What is important now is the next step, which includes finding who is the responsible party and how will this be made right, Ulseth said. He’d like the deposit sediments be taken out of the lake, stream areas restored and the dam stabilized.
Langley said it will take longer than most people would want to have this accomplished, simply because it is a complex thing to do and the logistics become an issue.
Depending on the volume of material that is determined, they may run into permit issues with the U.S. Corps of Engineers.
A dredge and fill operation could slow things down, and it will be well into the summer or later until this is completed, Langley said.
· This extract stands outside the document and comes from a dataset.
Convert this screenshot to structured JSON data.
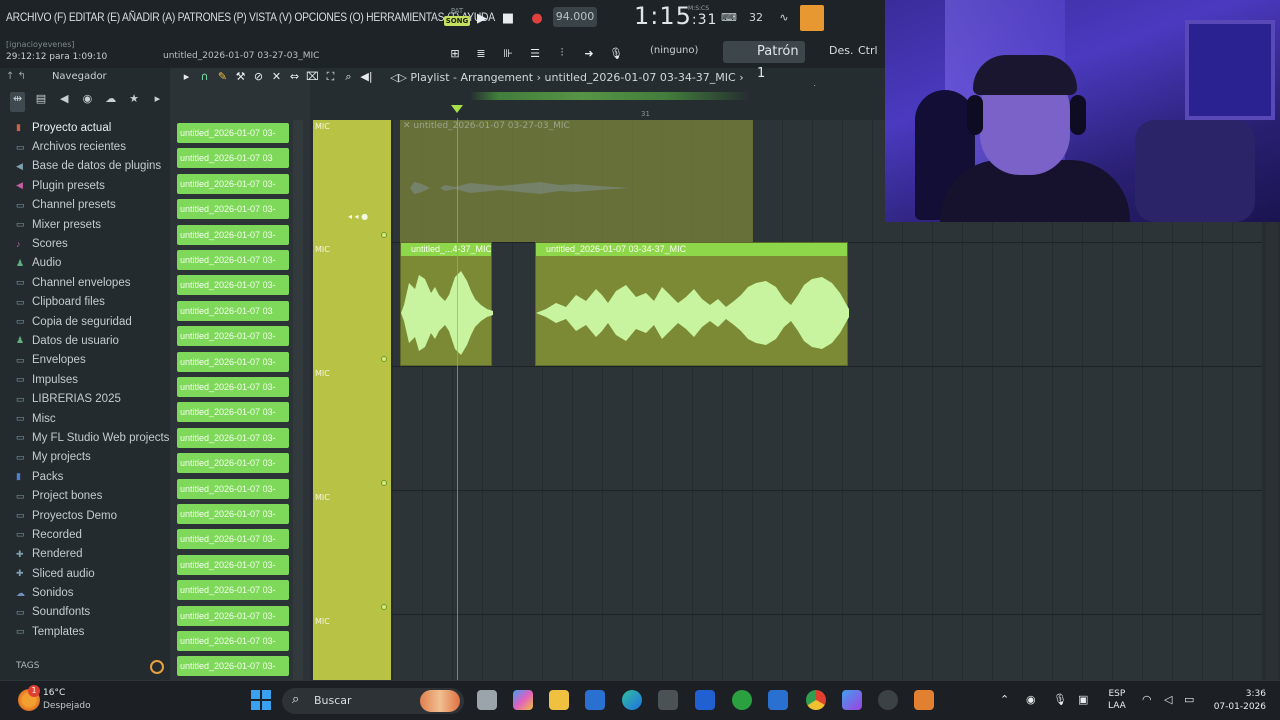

“When we finally get to this point, our intent is to share with the public and show people what we are intending and have public input into that,” Langley said.
The Mashburn Family Trust is owner of a portion of Lake Alice and part owner of the dam that failed.
The city of Cumming is also owner of a portion of the dam and lake, said Mike Carvalho, an attorney who represents the Mashburn Family Trust.
Interim and longer-term plans have been proposed and the family trust retained civil engineer Brian Wellington, of Newfields. Wellington, who has stormwater and hydrology expertise, will advise on the immediate response and actions.
A sediment survey of the stream channel will be done to come up with a plan to remediate the silt that is in the stream channel and to install a turbidity curtain, a flexible, impermeable barrier to trap the sediment from spreading in the water. This will not require a permit from the Corps.
The city of Cumming also began to hydroseed the soil. The grassing of the 7-acre empty lake and exposed soil is expected to stabilize that soil and use the roots to hold sediment in place.
Right now, there’s no immediate plan to rebuild the dam.
“The important thing is to address the sediment loss to the stream channel and the lake and at some point we will have to come back and determine why the dam failed,” Carvalho said.
The Mashburn family has enjoyed that property for five generations, he said.
When the dam was built in the 1930s, it did not contemplate the area’s growth.
Right now, the focus is being responsive, Carvalho said.
“It’s a complicated problem that is going to take time, but it’s very important that it be done as expeditiously as possible, but also as responsibly as possible,” Carvalho said. “We’ve got to get it right.”